#### [Task instructions]
List all the lines in these records that hold "iddc".

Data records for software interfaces
--

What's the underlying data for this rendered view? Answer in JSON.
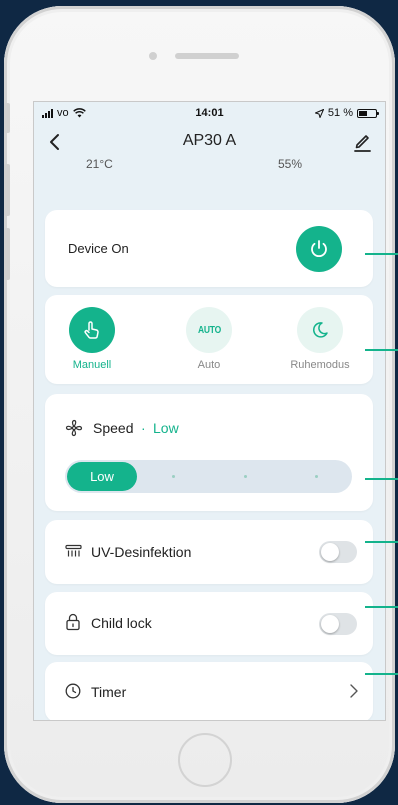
{
  "status_bar": {
    "carrier": "vo",
    "time": "14:01",
    "battery": "51 %",
    "battery_level": 0.51
  },
  "header": {
    "title": "AP30 A"
  },
  "readings": {
    "left": "21°C",
    "right": "55%"
  },
  "device": {
    "label": "Device On"
  },
  "modes": [
    {
      "label": "Manuell",
      "icon": "hand-pointer-icon",
      "active": true
    },
    {
      "label": "Auto",
      "icon_text": "AUTO",
      "active": false
    },
    {
      "label": "Ruhemodus",
      "icon": "moon-icon",
      "active": false
    }
  ],
  "speed": {
    "title": "Speed",
    "separator": "·",
    "value": "Low",
    "slider_label": "Low",
    "level": 1,
    "levels": 4
  },
  "uv": {
    "label": "UV-Desinfektion",
    "on": false
  },
  "child_lock": {
    "label": "Child lock",
    "on": false
  },
  "timer": {
    "label": "Timer"
  },
  "colors": {
    "accent": "#14b38c",
    "screen_bg": "#e8f1f6",
    "frame_bg": "#0f2844"
  }
}
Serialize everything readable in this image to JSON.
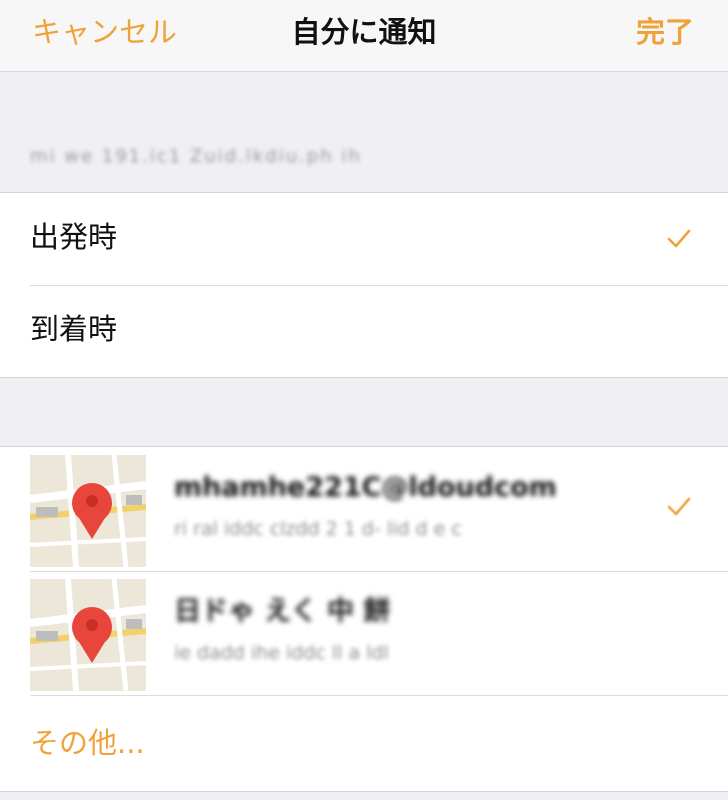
{
  "navbar": {
    "cancel_label": "キャンセル",
    "title": "自分に通知",
    "done_label": "完了"
  },
  "section_header": {
    "note": "mi  we  191.ic1  Zuid.lkdiu.ph  ih"
  },
  "timing_options": [
    {
      "label": "出発時",
      "checked": true
    },
    {
      "label": "到着時",
      "checked": false
    }
  ],
  "locations": [
    {
      "title": "mhamhe221C@ldoudcom",
      "subtitle": "ri  ral  iddc  clzdd  2 1  d-  lid  d  e  c",
      "checked": true,
      "icon": "map-pin-icon"
    },
    {
      "title": "日ドゃ えく 中 餅",
      "subtitle": "ie  dadd  ihe  iddc  ll  a  ldl",
      "checked": false,
      "icon": "map-pin-icon"
    }
  ],
  "more": {
    "label": "その他..."
  },
  "colors": {
    "accent": "#f0a23a",
    "background": "#efeff4",
    "cell": "#ffffff",
    "pin": "#e8453c"
  }
}
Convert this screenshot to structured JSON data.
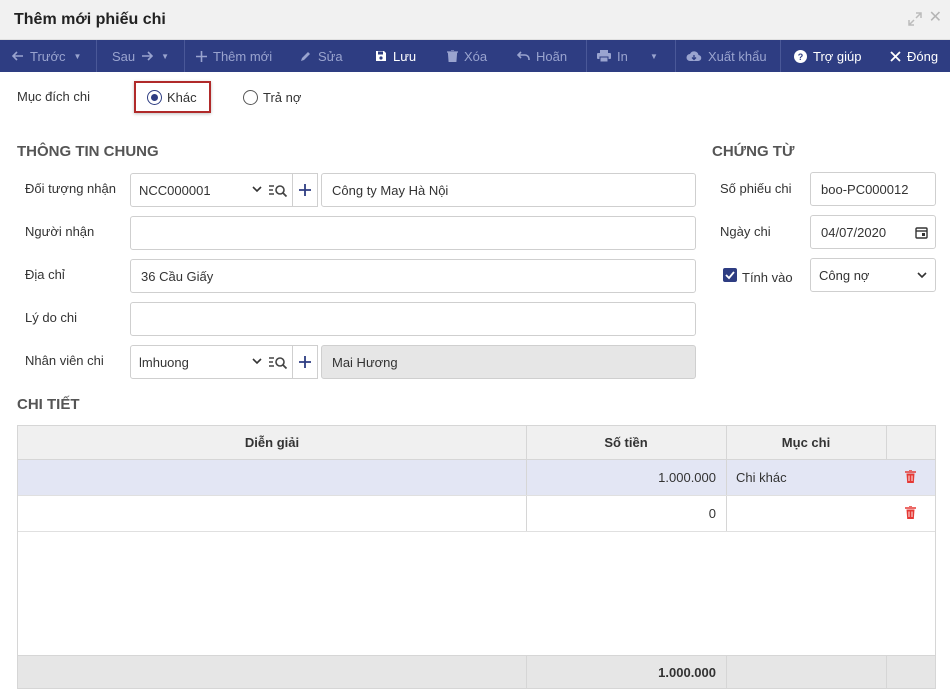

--

#### [Written response]
      "subtitle": "ri  ral  iddc  clzdd  2 1  d-  lid  d  e  c",
      "subtitle": "ie  dadd  ihe  iddc  ll  a  ldl",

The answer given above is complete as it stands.